• _Required work_:
Using the entries below, show all lines with the string "account".

= = =

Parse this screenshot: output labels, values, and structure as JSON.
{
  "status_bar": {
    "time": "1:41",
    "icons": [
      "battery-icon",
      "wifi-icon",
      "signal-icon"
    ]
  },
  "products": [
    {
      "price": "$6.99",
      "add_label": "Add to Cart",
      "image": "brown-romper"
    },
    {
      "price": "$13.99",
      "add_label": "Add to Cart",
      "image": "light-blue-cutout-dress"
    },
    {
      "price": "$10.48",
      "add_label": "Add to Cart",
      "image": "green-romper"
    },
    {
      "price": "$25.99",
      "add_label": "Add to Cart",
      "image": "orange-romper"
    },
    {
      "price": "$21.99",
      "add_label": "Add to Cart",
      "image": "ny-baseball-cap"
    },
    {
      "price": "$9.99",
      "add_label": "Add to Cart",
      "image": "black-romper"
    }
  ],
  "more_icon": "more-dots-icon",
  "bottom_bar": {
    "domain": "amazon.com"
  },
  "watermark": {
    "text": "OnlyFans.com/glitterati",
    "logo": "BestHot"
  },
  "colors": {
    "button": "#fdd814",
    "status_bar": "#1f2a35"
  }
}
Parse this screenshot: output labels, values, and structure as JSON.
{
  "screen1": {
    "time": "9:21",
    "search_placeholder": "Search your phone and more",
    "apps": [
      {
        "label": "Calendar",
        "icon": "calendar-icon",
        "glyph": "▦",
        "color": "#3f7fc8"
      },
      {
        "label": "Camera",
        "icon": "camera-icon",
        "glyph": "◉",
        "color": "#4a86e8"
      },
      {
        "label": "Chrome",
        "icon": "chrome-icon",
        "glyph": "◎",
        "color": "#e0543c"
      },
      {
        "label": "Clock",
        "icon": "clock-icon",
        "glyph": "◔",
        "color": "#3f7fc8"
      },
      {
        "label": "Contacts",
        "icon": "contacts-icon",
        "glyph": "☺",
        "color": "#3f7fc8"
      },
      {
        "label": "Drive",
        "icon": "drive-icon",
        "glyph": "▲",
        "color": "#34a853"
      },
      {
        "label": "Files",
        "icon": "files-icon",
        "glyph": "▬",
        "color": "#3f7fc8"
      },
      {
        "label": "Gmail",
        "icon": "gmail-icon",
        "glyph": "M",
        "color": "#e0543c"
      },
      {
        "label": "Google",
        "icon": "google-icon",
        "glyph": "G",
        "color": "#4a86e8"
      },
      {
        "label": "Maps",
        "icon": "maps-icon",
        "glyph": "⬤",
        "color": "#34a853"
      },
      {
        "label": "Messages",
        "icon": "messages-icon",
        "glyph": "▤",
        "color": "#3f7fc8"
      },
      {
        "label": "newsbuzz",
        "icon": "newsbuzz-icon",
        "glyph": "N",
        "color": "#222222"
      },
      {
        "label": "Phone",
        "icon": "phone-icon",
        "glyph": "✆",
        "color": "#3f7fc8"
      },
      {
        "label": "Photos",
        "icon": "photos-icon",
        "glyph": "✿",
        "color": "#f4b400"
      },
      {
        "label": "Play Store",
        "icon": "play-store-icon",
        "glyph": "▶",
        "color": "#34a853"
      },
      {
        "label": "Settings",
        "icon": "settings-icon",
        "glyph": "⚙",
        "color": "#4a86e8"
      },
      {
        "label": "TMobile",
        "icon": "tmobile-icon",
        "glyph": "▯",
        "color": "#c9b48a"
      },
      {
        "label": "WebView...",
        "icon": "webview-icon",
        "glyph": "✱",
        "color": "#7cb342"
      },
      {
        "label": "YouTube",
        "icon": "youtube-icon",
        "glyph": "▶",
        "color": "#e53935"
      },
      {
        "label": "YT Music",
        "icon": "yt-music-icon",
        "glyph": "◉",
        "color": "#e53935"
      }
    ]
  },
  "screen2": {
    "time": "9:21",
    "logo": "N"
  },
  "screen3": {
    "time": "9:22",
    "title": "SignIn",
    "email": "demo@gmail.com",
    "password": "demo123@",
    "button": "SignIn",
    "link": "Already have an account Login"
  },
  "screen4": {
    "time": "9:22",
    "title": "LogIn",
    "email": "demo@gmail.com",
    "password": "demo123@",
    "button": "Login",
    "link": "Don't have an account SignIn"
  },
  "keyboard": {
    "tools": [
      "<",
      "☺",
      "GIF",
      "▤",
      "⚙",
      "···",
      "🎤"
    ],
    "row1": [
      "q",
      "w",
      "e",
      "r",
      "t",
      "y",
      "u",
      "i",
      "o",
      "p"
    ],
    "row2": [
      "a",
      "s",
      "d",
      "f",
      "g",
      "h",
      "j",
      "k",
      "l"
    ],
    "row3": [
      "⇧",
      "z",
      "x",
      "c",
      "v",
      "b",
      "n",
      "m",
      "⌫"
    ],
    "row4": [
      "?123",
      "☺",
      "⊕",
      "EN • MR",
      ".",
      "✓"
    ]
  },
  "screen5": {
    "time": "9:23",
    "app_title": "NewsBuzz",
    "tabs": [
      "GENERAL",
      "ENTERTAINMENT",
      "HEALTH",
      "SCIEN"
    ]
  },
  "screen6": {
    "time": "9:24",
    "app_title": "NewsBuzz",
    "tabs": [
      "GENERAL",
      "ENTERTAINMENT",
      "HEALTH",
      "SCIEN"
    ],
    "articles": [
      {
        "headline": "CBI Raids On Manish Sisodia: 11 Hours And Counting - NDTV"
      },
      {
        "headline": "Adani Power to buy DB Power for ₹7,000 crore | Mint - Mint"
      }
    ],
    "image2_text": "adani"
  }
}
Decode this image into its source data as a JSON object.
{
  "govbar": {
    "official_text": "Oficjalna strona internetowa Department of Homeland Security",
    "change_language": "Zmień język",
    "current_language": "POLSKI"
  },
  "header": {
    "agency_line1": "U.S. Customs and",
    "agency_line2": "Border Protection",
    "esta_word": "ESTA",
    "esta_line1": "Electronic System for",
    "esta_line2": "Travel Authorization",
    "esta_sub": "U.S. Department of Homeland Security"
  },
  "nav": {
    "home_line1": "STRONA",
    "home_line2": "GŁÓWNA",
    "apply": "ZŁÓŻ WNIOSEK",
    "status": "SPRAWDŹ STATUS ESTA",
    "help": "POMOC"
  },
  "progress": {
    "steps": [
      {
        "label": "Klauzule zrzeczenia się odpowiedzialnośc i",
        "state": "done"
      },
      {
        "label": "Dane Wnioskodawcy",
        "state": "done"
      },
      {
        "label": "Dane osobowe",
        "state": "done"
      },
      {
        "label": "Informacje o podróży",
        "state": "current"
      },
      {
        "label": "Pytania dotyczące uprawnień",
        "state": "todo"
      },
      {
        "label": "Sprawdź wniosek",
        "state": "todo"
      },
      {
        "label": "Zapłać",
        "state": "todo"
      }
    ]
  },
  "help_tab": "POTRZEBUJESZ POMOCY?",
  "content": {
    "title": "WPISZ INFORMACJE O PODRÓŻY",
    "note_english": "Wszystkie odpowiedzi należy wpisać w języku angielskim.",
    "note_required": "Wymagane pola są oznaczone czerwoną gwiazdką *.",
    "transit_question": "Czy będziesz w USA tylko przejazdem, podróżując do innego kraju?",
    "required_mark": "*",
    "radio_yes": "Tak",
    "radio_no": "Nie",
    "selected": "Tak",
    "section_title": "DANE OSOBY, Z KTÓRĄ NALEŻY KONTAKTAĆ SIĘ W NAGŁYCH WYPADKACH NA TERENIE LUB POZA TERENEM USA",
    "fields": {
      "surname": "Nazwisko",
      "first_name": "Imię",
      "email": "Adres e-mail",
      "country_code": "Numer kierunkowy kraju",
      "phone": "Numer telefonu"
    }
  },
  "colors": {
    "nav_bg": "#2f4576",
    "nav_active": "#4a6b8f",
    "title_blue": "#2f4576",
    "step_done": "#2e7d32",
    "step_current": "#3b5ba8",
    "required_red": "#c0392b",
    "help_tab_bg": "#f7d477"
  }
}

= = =

• _Written solution_:
    "link": "Already have an account Login"
    "link": "Don't have an account SignIn"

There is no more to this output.